Thierer urged board members to make a decision that put students first.
"We need to decide what size is good for our kids," she said.
Thierer noted many audience members spoke in favor of keeping building sizes the same, rather than the possibility of saving money and building larger and fewer school buildings.
"I'm hearing from the community to keep the buildings the same," she said. "We've got to get off the dime, and we have got to make the decision based on, 'Is it academically good or not?'"
Although he agreed smaller schools are beneficial to students and the community, member Bill Waye said the board needed to know the financial parameters before making a decision.
"I agree we shouldn't make a decision based on money. I've already said I want to keep the building sizes the same," he said. "But I also don't want to make bond issue decisions in the dark."
Most board members at the meeting agreed that small sizes were preferable but didn't know how it would affect the district financially.
Board member Don Clark said the needs of taxpayers should be considered. He said he works with senior citizens who pay property taxes in the De Soto district.
"They're having a hard time right now because of the taxes," he said.
The meeting, well attended with the appearance of Kansas Education Commissioner Bob Corkins, gave many parents and district employees an opportunity to express opinions on the issue.
De Soto parent and Lexington Trails Middle School teacher Ed Wilcox said school sizes played a huge impact on his children's education.
"They were able to participate in anything they wanted to," he said. "Adam participated in a tremendous amount of things that in a bigger school (which) he wouldn't have had a chance."
Lexington Trails Middle School Principal Mark Schmidt said his experience with a middle school with more than 900 students in another district convinced him of the need for smaller schools.
"You don't seem to know the kids as well," he said. "Teachers at LTMS know their kids. I sure would hate to see that go away because of building size."
De Soto High School Principal Dave Morford said the district's small size encouraged parents moving into the district.
"One of my selling points is that we're the smallest school in Johnson County, and I see that register with people when I say that to them."
Morford also said the one advantage to smaller schools was at the high school level, where competition is tougher for sports classifications once they reach 5A.
Monticello Trails Middle School history teacher Keil Hileman said the school was already having difficulty and it hasn't yet reached full enrollment capacity.
"I know my students right now," he said. "I see them in the hall and know them.
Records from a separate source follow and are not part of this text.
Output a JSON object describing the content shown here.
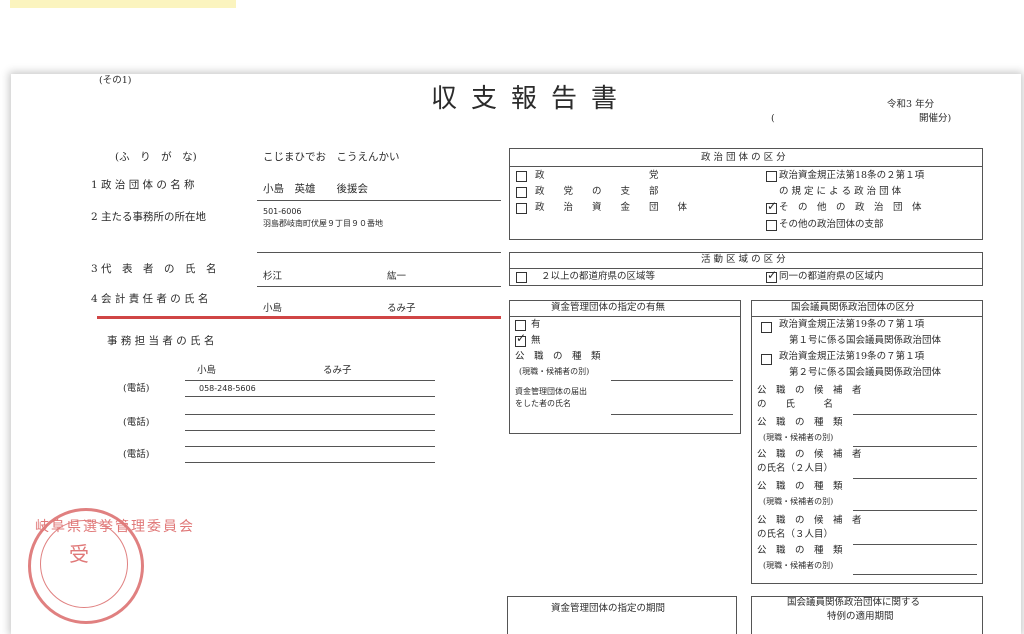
{
  "form": {
    "note_left": "(その1)",
    "title": "収支報告書",
    "era_year": "令和3 年分",
    "paren_open": "(",
    "paren_close": "開催分)"
  },
  "left": {
    "furigana_label": "(ふ　り　が　な)",
    "furigana_value": "こじまひでお　こうえんかい",
    "org_name_label": "1 政 治 団 体 の 名 称",
    "org_name_value": "小島　英雄　　後援会",
    "office_label": "2 主たる事務所の所在地",
    "postal": "501-6006",
    "address": "羽島郡岐南町伏屋９丁目９０番地",
    "rep_label": "3 代　表　者　の　氏　名",
    "rep_surname": "杉江",
    "rep_given": "紘一",
    "treasurer_label": "4 会 計 責 任 者 の 氏 名",
    "treasurer_surname": "小島",
    "treasurer_given": "るみ子",
    "clerk_label": "事 務 担 当 者 の 氏 名",
    "clerk_surname": "小島",
    "clerk_given": "るみ子",
    "tel_label": "(電話)",
    "tel_1": "058-248-5606"
  },
  "stamp": {
    "text": "岐阜県選挙管理委員会",
    "center": "受"
  },
  "political_org": {
    "header": "政 治 団 体 の 区 分",
    "opt_party": "政　　　　　　　　　　　党",
    "opt_branch": "政　　党　　の　　支　　部",
    "opt_fund": "政　　治　　資　　金　　団　　体",
    "opt_law_1": "政治資金規正法第18条の２第１項",
    "opt_law_2": "の 規 定 に よ る 政 治 団 体",
    "opt_other": "そ　の　他　の　政　治　団　体",
    "opt_other_branch": "その他の政治団体の支部",
    "selected": "other"
  },
  "activity": {
    "header": "活 動 区 域 の 区 分",
    "opt_multi": "２以上の都道府県の区域等",
    "opt_single": "同一の都道府県の区域内",
    "selected": "single"
  },
  "fund_designation": {
    "header": "資金管理団体の指定の有無",
    "yes": "有",
    "no": "無",
    "selected": "no",
    "office_type": "公　職　の　種　類",
    "office_type_note": "(現職・候補者の別)",
    "applicant_1": "資金管理団体の届出",
    "applicant_2": "をした者の氏名"
  },
  "diet_member": {
    "header": "国会議員関係政治団体の区分",
    "opt1_a": "政治資金規正法第19条の７第１項",
    "opt1_b": "第１号に係る国会議員関係政治団体",
    "opt2_a": "政治資金規正法第19条の７第１項",
    "opt2_b": "第２号に係る国会議員関係政治団体",
    "candidate_a": "公　職　の　候　補　者",
    "candidate_b": "の　　氏　　　名",
    "office_type": "公　職　の　種　類",
    "office_note": "(現職・候補者の別)",
    "cand2_a": "公　職　の　候　補　者",
    "cand2_b": "の氏名（２人目）",
    "cand3_a": "公　職　の　候　補　者",
    "cand3_b": "の氏名（３人目）"
  },
  "bottom": {
    "fund_period": "資金管理団体の指定の期間",
    "diet_special_1": "国会議員関係政治団体に関する",
    "diet_special_2": "特例の適用期間"
  }
}
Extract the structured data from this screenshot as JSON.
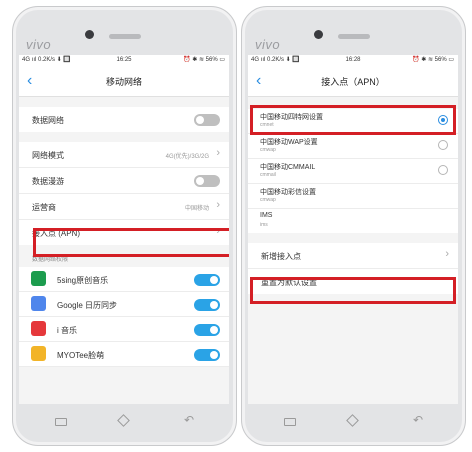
{
  "left": {
    "brand": "vivo",
    "status": {
      "left": "4G ııl 0.2K/s ⬇ 🔲",
      "time": "16:25",
      "right": "⏰ ✱ ≋ 56% ▭"
    },
    "title": "移动网络",
    "rows_top": [
      {
        "label": "数据网络",
        "toggle": "off"
      }
    ],
    "rows_mid": [
      {
        "label": "网络模式",
        "value": "4G(优先)/3G/2G"
      },
      {
        "label": "数据漫游",
        "toggle": "off"
      },
      {
        "label": "运营商",
        "value": "中国移动"
      },
      {
        "label": "接入点 (APN)"
      }
    ],
    "section_label": "数据网络权限",
    "apps": [
      {
        "name": "5sing原创音乐",
        "icon_color": "#1c9c4e",
        "toggle": "on"
      },
      {
        "name": "Google 日历同步",
        "icon_color": "#4f86ec",
        "toggle": "on"
      },
      {
        "name": "i 音乐",
        "icon_color": "#e5383b",
        "toggle": "on"
      },
      {
        "name": "MYOTee脸萌",
        "icon_color": "#f2b428",
        "toggle": "on"
      }
    ]
  },
  "right": {
    "brand": "vivo",
    "status": {
      "left": "4G ııl 0.2K/s ⬇ 🔲",
      "time": "16:28",
      "right": "⏰ ✱ ≋ 56% ▭"
    },
    "title": "接入点（APN）",
    "apns": [
      {
        "name": "中国移动四特网设置",
        "sub": "cmnet",
        "checked": true
      },
      {
        "name": "中国移动WAP设置",
        "sub": "cmwap",
        "checked": false
      },
      {
        "name": "中国移动CMMAIL",
        "sub": "cmmail",
        "checked": false
      },
      {
        "name": "中国移动彩信设置",
        "sub": "cmwap"
      },
      {
        "name": "IMS",
        "sub": "ims"
      }
    ],
    "add_apn": "新增接入点",
    "reset": "重置为默认设置"
  },
  "colors": {
    "accent": "#2a8de0",
    "toggle_on": "#2aa3e6",
    "highlight": "#d41f25"
  }
}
One of those initiative events was Columbine High School -- they had students who fell through the cracks."
Rather than focus on school size, Prairie Ridge Elementary School Principal Randy Doerksen emphasized the role of smaller class sizes in student achievement.
"Last year, my fifth-graders (at Prairie Ridge) were 27 to 28 to a classroom," he said. "This year, they're 21 to 22. My office referrals are down 40 percent."
Earlier in the board meeting, Kansas State School Board member Sue Gamble gave her ideas on building size based on her experience with the Shawnee Mission Northwest area.
"Elementary schools were built for 700 or more," she said. "The rest of the districts had 200 to 400 per schools, so that was a huge jump. I can tell you in my experience as a real estate broker that the maximum time of enrollment is when you open that school."
She said board members could use the opening number to set parameters for size.
"Over time your elementary will shrink because people don't tend to leave their housing," she said. "You have young families, so you won't have as quick a recession of those numbers. In more mature districts, they design buildings for community activities, and I think that will serve you well when you have that large of a facility."
The De Soto board has a short time to make decisions about an upcoming bond referendum.
Director of Communications Alvie Cater said future discussions will likely focus on the size of high schools since the board already supports small elementary schools and has built a third middle school.
Superintendent Sharon Zoellner said the board is running short on time because the district must submit its plans to the state board of education for approval. She said the approval process from the state takes about six months.
Thierer said she wanted a decision from board members about school size by January.